Angola has embarked on a transformative journey, turning challenges into opportunities and fostering an environment conducive to progress. With its thriving economy, cultural diversity, and breathtaking natural landscapes, Angola invites the world to explore its potential. From investors seeking promising ventures to travelers eager to discover hidden gems, Angola promises a rewarding experience for those willing to embrace its wealth of opportunities. As Angola continues to build a brighter future, it stands as a shining example of resilience, growth, and the indomitable spirit of the African continent.
Q: Where is Angola located?
A: Angola is located on the southwestern coast of Africa.
Q: What is the capital city of Angola?
A: The capital city of Angola is Luanda.
Q: What is the official language of Angola?
A: The official language of Angola is Portuguese.
Q: What is the population of Angola?
A: As of 2021, the estimated population of Angola is over 32 million people.
Q: What is the currency used in Angola?
A: The currency used in Angola is the Angolan kwanza (AOA).
Q: What is the climate like in Angola?
A: Angola has a varied climate, ranging from tropical in the north to semi-arid in the south. The country experiences distinct wet and dry seasons.
Q: What are the primary natural resources of Angola?
A: Angola is rich in natural resources, with oil being the most significant. Other resources include diamonds, gold, iron ore, copper, and agricultural products such as coffee and cocoa.
Q: Is Angola a safe country to visit?
A: While Angola has made significant progress in safety and security, it is advisable to exercise caution and stay informed about the current situation before traveling. It is always recommended to follow travel advisories and take necessary precautions.
Q: What are the popular tourist attractions in Angola?
A: Angola offers diverse tourist attractions, including the Kalandula Falls, the Kissama National Park, the Namibe Desert, the historic city of Mbanza Kongo, the Benguela coastline, and the Iona National Park, among others.
Q: What is the official religion of Angola?
A: There is no official religion in Angola. Most of the population practices Christianity, with Roman Catholicism as the predominant denomination.
Q: What is the transportation system like in Angola?
A: Angola has a developing transportation system. Roads connect major cities, and there are domestic flights available.

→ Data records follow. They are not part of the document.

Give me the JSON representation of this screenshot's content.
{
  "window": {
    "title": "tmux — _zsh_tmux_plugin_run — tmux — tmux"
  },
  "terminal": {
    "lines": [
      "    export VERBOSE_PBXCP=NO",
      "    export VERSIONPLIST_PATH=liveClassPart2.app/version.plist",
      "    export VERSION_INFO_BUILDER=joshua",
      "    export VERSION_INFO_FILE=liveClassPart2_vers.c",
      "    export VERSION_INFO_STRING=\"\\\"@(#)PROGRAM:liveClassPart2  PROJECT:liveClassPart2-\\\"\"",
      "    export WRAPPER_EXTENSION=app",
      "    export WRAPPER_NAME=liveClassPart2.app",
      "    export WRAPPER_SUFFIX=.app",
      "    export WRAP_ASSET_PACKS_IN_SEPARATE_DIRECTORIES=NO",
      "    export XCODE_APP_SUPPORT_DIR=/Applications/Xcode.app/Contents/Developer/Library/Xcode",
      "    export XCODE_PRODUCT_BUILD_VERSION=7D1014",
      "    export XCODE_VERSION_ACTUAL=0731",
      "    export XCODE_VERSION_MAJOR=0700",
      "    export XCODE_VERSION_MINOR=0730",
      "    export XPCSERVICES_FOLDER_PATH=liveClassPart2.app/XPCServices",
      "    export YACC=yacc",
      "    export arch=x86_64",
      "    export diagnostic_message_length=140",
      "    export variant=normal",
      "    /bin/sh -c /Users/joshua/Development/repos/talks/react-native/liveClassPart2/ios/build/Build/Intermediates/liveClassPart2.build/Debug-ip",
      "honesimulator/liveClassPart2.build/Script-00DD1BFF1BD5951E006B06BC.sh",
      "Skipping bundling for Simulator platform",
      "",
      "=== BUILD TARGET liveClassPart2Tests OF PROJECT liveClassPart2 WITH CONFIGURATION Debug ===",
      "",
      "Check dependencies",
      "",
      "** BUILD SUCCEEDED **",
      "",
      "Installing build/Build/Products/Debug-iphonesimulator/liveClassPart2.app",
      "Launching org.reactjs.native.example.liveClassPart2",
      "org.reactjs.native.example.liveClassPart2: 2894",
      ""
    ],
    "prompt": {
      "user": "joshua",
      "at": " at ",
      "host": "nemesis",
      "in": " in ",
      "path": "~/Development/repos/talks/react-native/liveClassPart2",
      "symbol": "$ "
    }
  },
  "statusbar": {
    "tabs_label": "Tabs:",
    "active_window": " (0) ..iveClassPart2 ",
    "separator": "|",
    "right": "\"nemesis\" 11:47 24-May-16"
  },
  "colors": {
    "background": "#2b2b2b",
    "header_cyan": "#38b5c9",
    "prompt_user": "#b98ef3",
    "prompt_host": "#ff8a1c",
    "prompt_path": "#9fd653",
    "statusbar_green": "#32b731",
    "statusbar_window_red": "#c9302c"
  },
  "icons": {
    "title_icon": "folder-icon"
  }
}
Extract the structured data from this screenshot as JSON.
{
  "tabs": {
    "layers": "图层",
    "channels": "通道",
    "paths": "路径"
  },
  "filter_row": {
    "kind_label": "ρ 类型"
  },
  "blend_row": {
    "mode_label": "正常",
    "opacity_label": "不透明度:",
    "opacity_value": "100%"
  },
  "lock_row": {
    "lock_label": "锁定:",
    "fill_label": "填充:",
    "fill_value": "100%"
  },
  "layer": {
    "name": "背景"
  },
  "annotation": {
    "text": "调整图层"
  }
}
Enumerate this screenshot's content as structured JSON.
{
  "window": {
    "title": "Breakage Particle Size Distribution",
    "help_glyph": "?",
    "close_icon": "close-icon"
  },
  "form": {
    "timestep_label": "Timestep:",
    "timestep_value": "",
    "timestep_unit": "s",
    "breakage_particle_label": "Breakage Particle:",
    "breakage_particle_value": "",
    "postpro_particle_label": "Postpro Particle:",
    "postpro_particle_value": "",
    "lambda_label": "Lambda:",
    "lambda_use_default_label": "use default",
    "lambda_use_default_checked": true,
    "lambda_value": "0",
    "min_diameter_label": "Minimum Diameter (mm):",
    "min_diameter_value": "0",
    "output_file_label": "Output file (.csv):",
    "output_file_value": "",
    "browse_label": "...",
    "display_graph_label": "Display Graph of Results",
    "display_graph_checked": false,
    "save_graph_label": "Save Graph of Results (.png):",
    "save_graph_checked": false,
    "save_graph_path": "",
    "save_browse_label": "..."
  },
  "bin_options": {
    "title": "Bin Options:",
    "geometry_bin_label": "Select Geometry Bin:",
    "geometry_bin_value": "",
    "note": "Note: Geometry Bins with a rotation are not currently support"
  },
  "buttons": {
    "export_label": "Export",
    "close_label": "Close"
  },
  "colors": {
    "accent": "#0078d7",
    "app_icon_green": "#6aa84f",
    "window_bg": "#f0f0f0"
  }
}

However, infrastructure outside urban areas can be limited, and planning transportation arrangements in advance is advisable.
Q: What is the current political situation in Angola?
A: Angola is a presidential republic. The country has undergone significant political changes and is currently led by President João Lourenço, who assumed office in 2017.
It is always recommended to refer to up-to-date sources and consult official travel advisories before making any travel plans.